PROBLEM REQUIREMENTS –
Copy out each line of the listing that has the word "class" in it.

EXCERPTED RECORDS –
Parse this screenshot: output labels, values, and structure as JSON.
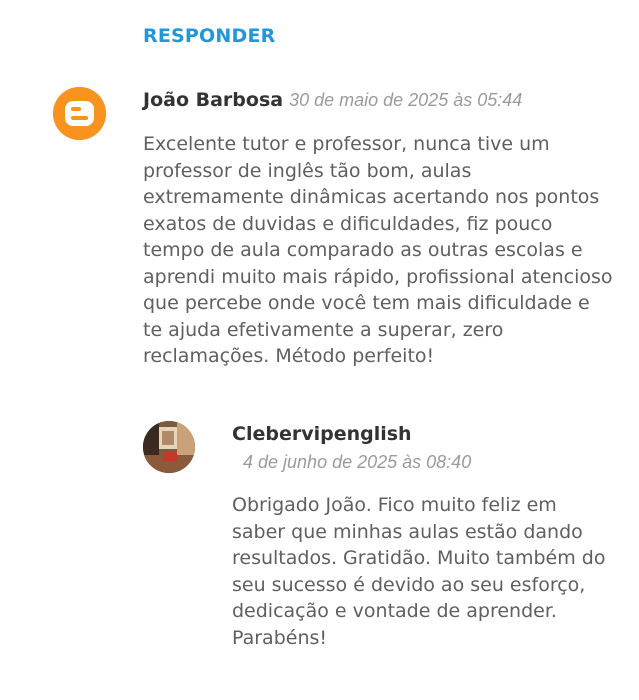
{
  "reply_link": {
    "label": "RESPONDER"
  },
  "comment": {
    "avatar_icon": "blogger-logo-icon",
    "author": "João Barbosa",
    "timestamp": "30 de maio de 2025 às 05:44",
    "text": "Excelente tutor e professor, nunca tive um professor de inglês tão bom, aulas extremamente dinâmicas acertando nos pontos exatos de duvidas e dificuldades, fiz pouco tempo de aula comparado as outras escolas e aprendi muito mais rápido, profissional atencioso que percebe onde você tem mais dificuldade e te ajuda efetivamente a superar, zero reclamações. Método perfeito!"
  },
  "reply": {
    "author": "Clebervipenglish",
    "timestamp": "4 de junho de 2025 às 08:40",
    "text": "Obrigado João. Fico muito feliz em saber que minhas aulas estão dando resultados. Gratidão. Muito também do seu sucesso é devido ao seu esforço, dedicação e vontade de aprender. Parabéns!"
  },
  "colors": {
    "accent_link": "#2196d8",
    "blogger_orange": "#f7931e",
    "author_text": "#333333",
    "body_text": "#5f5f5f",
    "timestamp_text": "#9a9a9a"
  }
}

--

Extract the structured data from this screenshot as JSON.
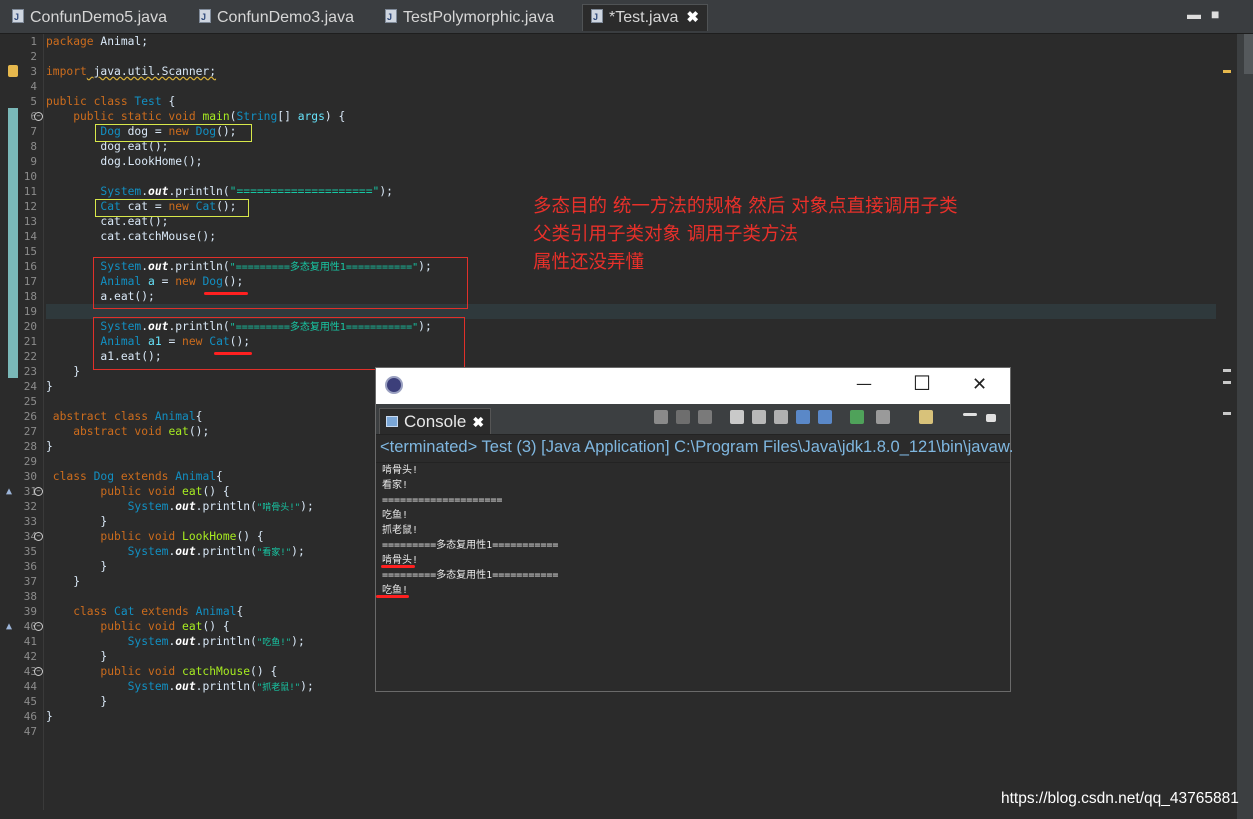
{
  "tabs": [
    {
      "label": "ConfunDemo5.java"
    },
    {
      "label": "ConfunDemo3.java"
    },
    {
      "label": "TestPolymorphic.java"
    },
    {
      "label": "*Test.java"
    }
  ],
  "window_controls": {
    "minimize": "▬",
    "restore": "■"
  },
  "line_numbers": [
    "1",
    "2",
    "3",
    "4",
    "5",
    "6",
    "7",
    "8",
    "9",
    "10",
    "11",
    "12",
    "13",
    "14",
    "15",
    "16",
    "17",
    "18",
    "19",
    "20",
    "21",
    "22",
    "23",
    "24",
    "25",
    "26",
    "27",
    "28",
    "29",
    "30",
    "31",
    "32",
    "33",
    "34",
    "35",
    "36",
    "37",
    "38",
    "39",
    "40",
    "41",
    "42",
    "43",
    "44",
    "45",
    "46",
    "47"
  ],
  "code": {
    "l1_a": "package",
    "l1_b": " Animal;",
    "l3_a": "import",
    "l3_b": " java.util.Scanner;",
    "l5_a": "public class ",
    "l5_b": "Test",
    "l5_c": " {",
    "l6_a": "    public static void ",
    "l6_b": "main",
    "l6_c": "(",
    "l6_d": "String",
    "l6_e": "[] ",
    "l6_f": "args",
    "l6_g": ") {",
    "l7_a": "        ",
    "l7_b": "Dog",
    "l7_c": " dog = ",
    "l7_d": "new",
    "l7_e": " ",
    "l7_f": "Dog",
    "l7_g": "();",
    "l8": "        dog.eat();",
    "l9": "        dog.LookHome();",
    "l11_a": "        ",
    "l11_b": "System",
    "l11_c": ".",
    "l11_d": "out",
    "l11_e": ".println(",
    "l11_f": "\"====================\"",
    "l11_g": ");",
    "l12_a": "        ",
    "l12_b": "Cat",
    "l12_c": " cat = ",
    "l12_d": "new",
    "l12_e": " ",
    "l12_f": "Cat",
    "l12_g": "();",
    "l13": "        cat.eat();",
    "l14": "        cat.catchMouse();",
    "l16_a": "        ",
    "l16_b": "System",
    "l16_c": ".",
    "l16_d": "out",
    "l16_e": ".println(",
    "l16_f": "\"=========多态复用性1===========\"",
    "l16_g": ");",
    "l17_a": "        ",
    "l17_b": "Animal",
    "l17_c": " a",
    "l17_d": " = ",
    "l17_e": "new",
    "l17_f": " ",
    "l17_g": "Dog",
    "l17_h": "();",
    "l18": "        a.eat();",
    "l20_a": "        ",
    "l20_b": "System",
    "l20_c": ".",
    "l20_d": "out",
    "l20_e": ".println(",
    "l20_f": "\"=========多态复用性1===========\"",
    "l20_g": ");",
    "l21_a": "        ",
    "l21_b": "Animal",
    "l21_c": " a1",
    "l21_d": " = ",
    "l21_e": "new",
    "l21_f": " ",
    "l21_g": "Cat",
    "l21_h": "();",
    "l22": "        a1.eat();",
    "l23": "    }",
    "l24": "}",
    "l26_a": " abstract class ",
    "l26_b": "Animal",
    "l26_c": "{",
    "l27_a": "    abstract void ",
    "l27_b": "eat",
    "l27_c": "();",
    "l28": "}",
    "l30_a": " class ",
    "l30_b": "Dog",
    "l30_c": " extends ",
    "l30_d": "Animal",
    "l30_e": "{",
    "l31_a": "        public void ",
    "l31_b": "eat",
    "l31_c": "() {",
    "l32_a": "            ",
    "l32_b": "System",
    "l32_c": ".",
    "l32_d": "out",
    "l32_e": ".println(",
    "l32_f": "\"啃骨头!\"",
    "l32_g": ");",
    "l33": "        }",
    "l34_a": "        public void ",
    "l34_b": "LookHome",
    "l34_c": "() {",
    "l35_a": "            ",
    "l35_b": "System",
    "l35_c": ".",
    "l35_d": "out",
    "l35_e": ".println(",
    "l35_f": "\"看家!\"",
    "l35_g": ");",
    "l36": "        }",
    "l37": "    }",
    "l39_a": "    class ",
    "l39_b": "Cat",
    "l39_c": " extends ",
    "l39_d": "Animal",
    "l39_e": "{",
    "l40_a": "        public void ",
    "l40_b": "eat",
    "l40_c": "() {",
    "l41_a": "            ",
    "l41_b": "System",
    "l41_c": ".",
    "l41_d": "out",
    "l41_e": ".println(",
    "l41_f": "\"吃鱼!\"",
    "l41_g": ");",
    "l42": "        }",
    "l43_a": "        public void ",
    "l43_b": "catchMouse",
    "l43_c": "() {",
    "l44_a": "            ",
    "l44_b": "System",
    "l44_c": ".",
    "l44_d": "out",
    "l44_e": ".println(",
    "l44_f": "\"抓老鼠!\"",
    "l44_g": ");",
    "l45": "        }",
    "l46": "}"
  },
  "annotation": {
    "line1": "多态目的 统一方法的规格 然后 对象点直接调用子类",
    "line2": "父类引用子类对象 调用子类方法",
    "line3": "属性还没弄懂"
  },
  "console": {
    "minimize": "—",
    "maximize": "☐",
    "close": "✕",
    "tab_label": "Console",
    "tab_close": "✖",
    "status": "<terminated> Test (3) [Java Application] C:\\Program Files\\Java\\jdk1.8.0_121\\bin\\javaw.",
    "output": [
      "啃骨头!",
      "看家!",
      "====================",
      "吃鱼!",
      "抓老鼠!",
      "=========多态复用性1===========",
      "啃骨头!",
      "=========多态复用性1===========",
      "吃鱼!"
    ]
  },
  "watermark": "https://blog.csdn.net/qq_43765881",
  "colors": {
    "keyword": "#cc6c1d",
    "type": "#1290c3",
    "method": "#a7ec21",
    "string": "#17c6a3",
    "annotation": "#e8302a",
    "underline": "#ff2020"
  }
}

TASK SOLUTION –
    "l5_a": "public class ",
    "l26_a": " abstract class ",
    "l30_a": " class ",
    "l39_a": "    class ",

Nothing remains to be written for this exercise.